Rich in Gold Rush history, Breckenridge is the perfect place to spend a haunted Halloween. With hundreds of buildings listed on the National Registration of Historic Landmarks, you can step back in time to a town preserved in the prospecting days of the 18- and 1900s – and possibly have a brush with it’s inhabitants from that time, too!
Book a walking tour with The Breckenridge Heritage Alliance and learn about the haunted history of the town. The perfect way to acclimate to the altitude, the Halloween Victorian Tour & Tea offers an abbreviated walking tour followed by tea served in one of town’s historic homes. For a spookier setting, the Alliance allows guests to test their hand at paranormal investigation, enjoy a nighttime cemetery stroll, or learn about the former inhabitants of historic Breckenridge (some who seem to have never really left.)
If you’d rather explore the best haunts of Breckenridge on your own, be sure to look into these local hot spots:
The Brown Hotel Currently a local hangout for live music, the Brown Hotel once actually served as a hotel and restaurant when opened in 1868. According to legend, lady of the night Ms. Whitney was murdered in one of the upstairs rooms by the hotel owner when he learned of her plan to take over the business. Drafts, cold spots and the sounds of footsteps upstairs are common happenings at the historic establishment.
Après Handcrafted Libations Originally a boarding house, the building now houses Après Handcrafted Libations, a craft tasting room offering the best libations in Summit County.

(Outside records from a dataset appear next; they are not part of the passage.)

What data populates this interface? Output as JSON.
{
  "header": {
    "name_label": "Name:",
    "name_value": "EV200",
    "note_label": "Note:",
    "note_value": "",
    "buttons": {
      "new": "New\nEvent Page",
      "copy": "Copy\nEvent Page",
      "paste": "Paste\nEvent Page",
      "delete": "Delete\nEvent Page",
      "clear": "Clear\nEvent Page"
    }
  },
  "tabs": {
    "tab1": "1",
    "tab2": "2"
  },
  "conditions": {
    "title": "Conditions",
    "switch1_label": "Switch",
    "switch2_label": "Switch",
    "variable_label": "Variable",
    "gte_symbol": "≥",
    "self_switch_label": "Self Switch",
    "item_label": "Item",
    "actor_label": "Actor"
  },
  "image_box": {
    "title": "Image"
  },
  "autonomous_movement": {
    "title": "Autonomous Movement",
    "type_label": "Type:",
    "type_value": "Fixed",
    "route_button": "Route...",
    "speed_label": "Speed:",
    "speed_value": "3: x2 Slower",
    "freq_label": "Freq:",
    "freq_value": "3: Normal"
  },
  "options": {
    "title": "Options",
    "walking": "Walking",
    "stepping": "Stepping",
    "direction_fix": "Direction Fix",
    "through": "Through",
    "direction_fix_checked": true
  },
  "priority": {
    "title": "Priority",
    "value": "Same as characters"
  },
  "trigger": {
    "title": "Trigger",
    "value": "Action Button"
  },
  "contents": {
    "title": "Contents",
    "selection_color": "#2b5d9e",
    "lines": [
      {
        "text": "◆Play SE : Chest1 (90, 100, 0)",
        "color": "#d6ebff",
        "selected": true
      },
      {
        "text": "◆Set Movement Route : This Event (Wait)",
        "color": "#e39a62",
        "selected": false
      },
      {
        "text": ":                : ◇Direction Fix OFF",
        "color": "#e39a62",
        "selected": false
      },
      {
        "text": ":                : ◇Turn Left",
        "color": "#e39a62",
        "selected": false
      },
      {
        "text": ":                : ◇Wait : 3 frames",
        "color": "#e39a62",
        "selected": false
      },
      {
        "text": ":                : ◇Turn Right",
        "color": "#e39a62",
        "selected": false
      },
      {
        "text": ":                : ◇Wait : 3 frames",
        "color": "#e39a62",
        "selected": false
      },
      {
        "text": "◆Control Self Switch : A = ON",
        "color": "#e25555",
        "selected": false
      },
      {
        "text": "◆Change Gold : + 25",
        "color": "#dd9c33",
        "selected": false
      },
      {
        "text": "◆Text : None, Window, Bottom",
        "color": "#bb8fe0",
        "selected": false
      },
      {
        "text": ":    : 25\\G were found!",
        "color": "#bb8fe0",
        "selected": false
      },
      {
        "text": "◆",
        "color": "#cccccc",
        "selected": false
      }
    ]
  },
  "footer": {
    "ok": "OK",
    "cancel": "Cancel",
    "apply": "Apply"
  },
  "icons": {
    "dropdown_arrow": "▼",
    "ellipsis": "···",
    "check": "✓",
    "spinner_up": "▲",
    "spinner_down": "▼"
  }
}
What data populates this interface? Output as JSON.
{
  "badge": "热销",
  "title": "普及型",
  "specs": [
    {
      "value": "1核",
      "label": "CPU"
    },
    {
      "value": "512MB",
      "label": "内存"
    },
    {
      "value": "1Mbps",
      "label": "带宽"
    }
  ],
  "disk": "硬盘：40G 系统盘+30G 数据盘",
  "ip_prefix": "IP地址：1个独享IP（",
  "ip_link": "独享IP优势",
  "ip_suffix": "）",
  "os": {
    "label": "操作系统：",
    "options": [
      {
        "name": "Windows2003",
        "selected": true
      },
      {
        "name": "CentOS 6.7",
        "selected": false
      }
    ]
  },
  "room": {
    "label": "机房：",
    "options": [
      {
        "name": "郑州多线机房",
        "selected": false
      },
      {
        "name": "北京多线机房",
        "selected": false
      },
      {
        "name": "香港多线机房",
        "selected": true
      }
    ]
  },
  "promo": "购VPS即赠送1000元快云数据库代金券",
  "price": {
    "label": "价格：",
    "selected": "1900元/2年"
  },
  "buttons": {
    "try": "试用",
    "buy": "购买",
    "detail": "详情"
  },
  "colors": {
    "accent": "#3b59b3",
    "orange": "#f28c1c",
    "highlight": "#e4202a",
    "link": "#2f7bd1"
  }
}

It is said that the widow Sylvia haunts the building, having never found a man to take her late husband’s place and care for her – which explains her reported warmth towards men and hostility towards women.

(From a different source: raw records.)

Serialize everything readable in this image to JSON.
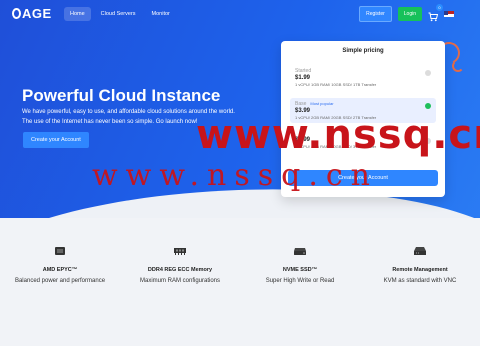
{
  "header": {
    "logo_text": "AGE",
    "nav": [
      "Home",
      "Cloud Servers",
      "Monitor"
    ],
    "register_label": "Register",
    "login_label": "Login",
    "cart_count": "0",
    "flag_icon": "us-flag-icon"
  },
  "hero": {
    "title": "Powerful Cloud Instance",
    "subtitle_line1": "We have powerful, easy to use, and affordable cloud solutions around the world.",
    "subtitle_line2": "The use of the Internet has never been so simple. Go launch now!",
    "cta_label": "Create your Account"
  },
  "pricing": {
    "title": "Simple pricing",
    "plans": [
      {
        "name": "Started",
        "tag": "",
        "price": "$1.99",
        "spec": "1 vCPU/ 1GB RAM/ 10GB SSD/ 1TB Transfer",
        "selected": false
      },
      {
        "name": "Base",
        "tag": "Most popular",
        "price": "$3.99",
        "spec": "1 vCPU/ 2GB RAM/ 20GB SSD/ 2TB Transfer",
        "selected": true
      },
      {
        "name": "",
        "tag": "",
        "price": "$5.99",
        "spec": "2 vCPU/ 4GB RAM/ 40GB SSD/ 3TB Transfer",
        "selected": false
      }
    ],
    "create_label": "Create your Account"
  },
  "features": [
    {
      "icon": "cpu-icon",
      "title": "AMD EPYC™",
      "desc": "Balanced power and performance"
    },
    {
      "icon": "ram-icon",
      "title": "DDR4 REG ECC Memory",
      "desc": "Maximum RAM configurations"
    },
    {
      "icon": "ssd-icon",
      "title": "NVME SSD™",
      "desc": "Super High Write or Read"
    },
    {
      "icon": "kvm-icon",
      "title": "Remote Management",
      "desc": "KVM as standard with VNC"
    }
  ],
  "watermark": {
    "line1": "www.nssq.cn",
    "line2": "www.nssq.cn"
  },
  "colors": {
    "hero_start": "#1f4fd8",
    "hero_end": "#2a7bf3",
    "accent_blue": "#2f86ff",
    "login_green": "#16c15a",
    "watermark_red": "#c8141a"
  }
}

With a history rich with prospectors, cowboys, and historical figures, the Valley Brook Cemetery is bound to have a few spooky stories hidden behind it’s headstones. The final resting place of famous (and infamous) residents is located just two miles north of downtown.

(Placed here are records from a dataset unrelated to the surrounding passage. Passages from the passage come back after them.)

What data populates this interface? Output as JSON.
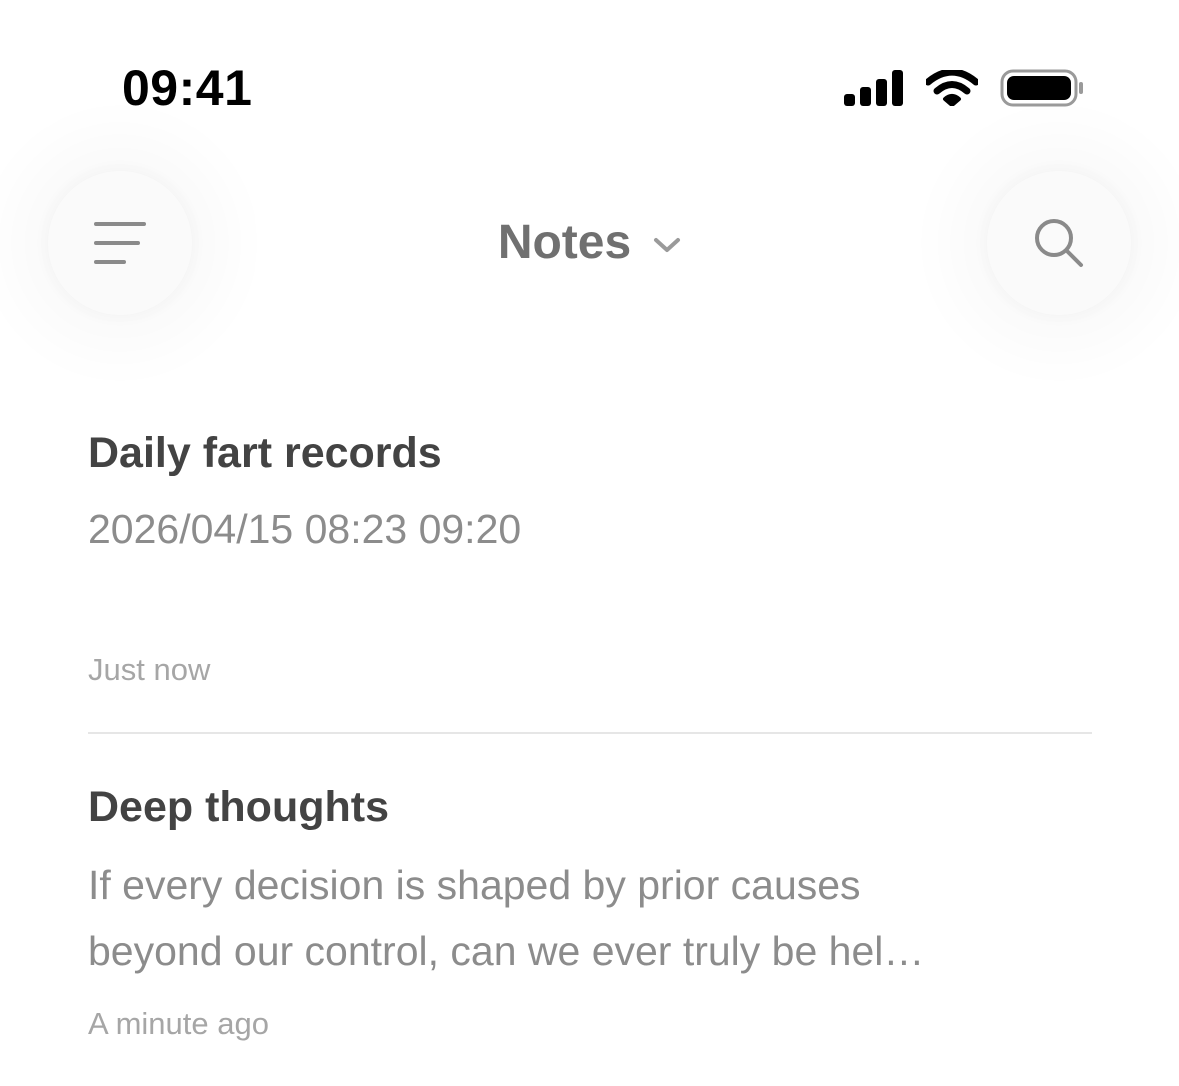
{
  "status_bar": {
    "time": "09:41",
    "icons": [
      "cellular-signal-icon",
      "wifi-icon",
      "battery-icon"
    ]
  },
  "header": {
    "title": "Notes",
    "menu_icon": "menu-lines-icon",
    "search_icon": "search-icon",
    "dropdown_icon": "chevron-down-icon"
  },
  "notes": [
    {
      "title": "Daily fart records",
      "preview": "2026/04/15 08:23 09:20",
      "time": "Just now"
    },
    {
      "title": "Deep thoughts",
      "preview_lines": [
        "If every decision is shaped by prior causes",
        "beyond our control, can we ever truly be hel…"
      ],
      "time": "A minute ago"
    }
  ],
  "colors": {
    "background": "#ffffff",
    "title_text": "#707070",
    "note_title": "#434343",
    "note_preview": "#8c8c8c",
    "note_time": "#a6a6a6",
    "divider": "#e6e6e6"
  }
}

The Gold Pan Saloon This local haunt was established in the late 1800’s as a rough and rowdy bar for miners but stands today as one of the oldest continuously operating bars West of the Mississippi. Outlasting Prohibition, legend has it the Gold Pan served moonshine in a back room only accessible through tunnel. It even played host to the last gunfight ever recorded in the town. Paranormal activity is often experienced on the upper floor and believed to be the spirit of a miner who hasn’t given up the search for gold.